The concert’s second half found Webern and Schumann juxtaposed, perhaps formality being the link, for the former’s Passacaglia is rigorous if wide-ranging and the latter’s Fourth Symphony tightly organised if with plenty of opportunities to be romantically flexible.
Passacaglia (for a large orchestra) is the first work that Anton Webern thought worthy of publication, with thirty opuses to follow. Mâcelaru was way out (misleading) to suggest that this corpus of work takes “sixty minutes” to perform as a totality – rather longer if still relatively concisely (and this doesn’t include something like the pre-Passacaglia Im Sommerwind, Webern’s longest continuous piece). Nevertheless Mâcelaru conducted this composer’s Opus 1 (a world within itself) with firm intentions, capturing well its dramas and beauties, and focussing its considered scoring; he lingered awhile too (effectively) and the DSO responded confidently to the many exposed passages. He suggested a nine-minute performance; it took eleven.

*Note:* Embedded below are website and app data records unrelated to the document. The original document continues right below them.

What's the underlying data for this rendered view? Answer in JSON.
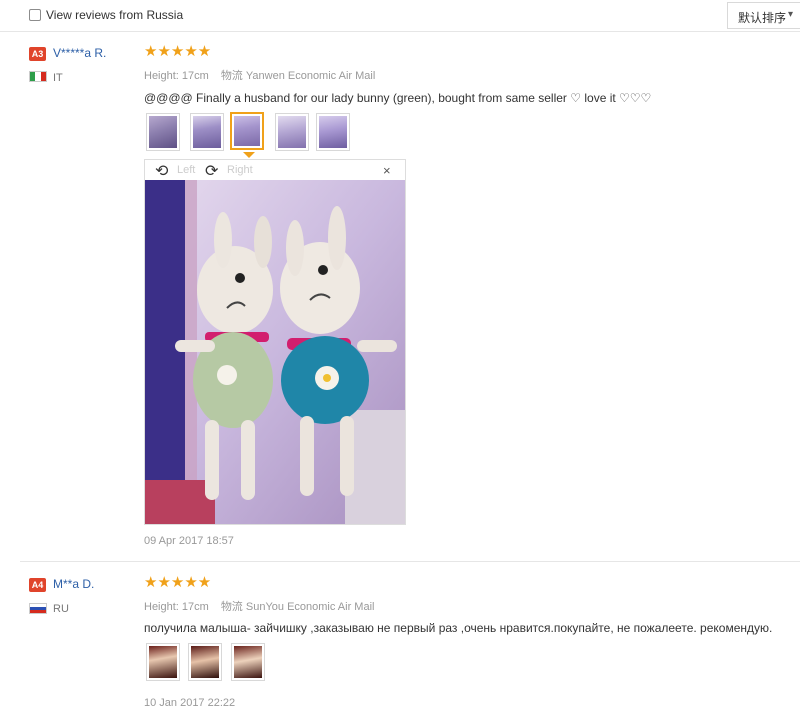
{
  "filter": {
    "label": "View reviews from Russia",
    "checked": false
  },
  "sort": {
    "label": "默认排序",
    "caret": "▾"
  },
  "reviews": [
    {
      "rank": "A3",
      "user": "V*****a R.",
      "country": "IT",
      "stars": "★★★★★",
      "height": "Height: 17cm",
      "shipping_label": "物流",
      "shipping": "Yanwen Economic Air Mail",
      "comment": "@@@@ Finally a husband for our lady bunny (green), bought from same seller ♡ love it ♡♡♡",
      "date": "09 Apr 2017 18:57",
      "viewer": {
        "left": "Left",
        "right": "Right",
        "close": "×"
      }
    },
    {
      "rank": "A4",
      "user": "M**a D.",
      "country": "RU",
      "stars": "★★★★★",
      "height": "Height: 17cm",
      "shipping_label": "物流",
      "shipping": "SunYou Economic Air Mail",
      "comment": "получила малыша- зайчишку ,заказываю не первый раз ,очень нравится.покупайте, не пожалеете. рекомендую.",
      "date": "10 Jan 2017 22:22"
    }
  ],
  "colors": {
    "rank_badge": "#e0442b",
    "username": "#2d5fa7",
    "stars": "#f0a11a",
    "active_thumb": "#f0a11a"
  }
}
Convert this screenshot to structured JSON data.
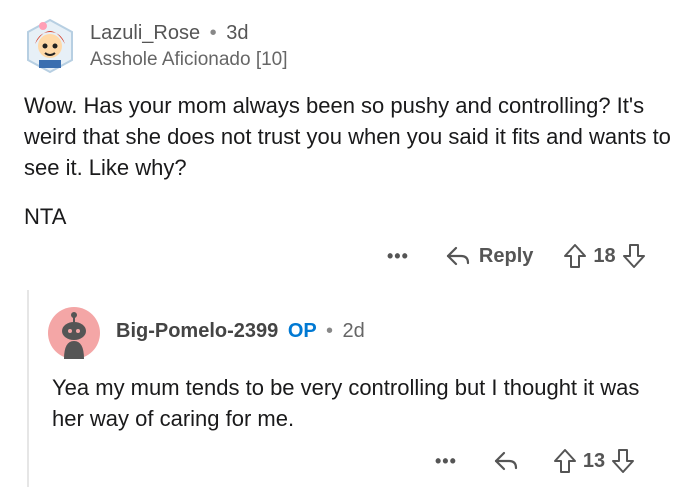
{
  "comment": {
    "username": "Lazuli_Rose",
    "age": "3d",
    "flair": "Asshole Aficionado [10]",
    "body": "Wow. Has your mom always been so pushy and controlling? It's weird that she does not trust you when you said it fits and wants to see it. Like why?",
    "verdict": "NTA",
    "more_label": "•••",
    "reply_label": "Reply",
    "votes": "18"
  },
  "reply": {
    "username": "Big-Pomelo-2399",
    "op_badge": "OP",
    "age": "2d",
    "body": "Yea my mum tends to be very controlling but I thought it was her way of caring for me.",
    "more_label": "•••",
    "votes": "13"
  },
  "separator": "•",
  "colors": {
    "op_blue": "#0079d3",
    "avatar2_bg": "#f4a6a6",
    "meta_gray": "#666666"
  }
}
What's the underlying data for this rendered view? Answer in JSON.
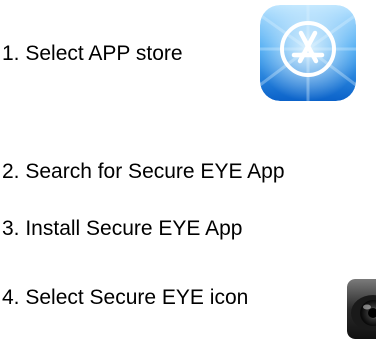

The Schumann, as revised (the original is quite quirky, if endearing), was given a generous outing, one that also paraded a light touch (beneficial to the instrumentation) and many communicative turns of phrase. This was a sinewy account with much attention to rhythm and detail. Probably because he was keen to keep the work as interlinked as possible, there were some moments that were a little stolid, such as the coda to the first movement, although the Scherzo was exhilarating, yet the Trio (twice) went sleepy and became increasingly dragging. Overall, though, it was good to hear such a sympathetic and well-prepared account of this great and inimitable music that is oft-recorded but less allowed for in the concert hall.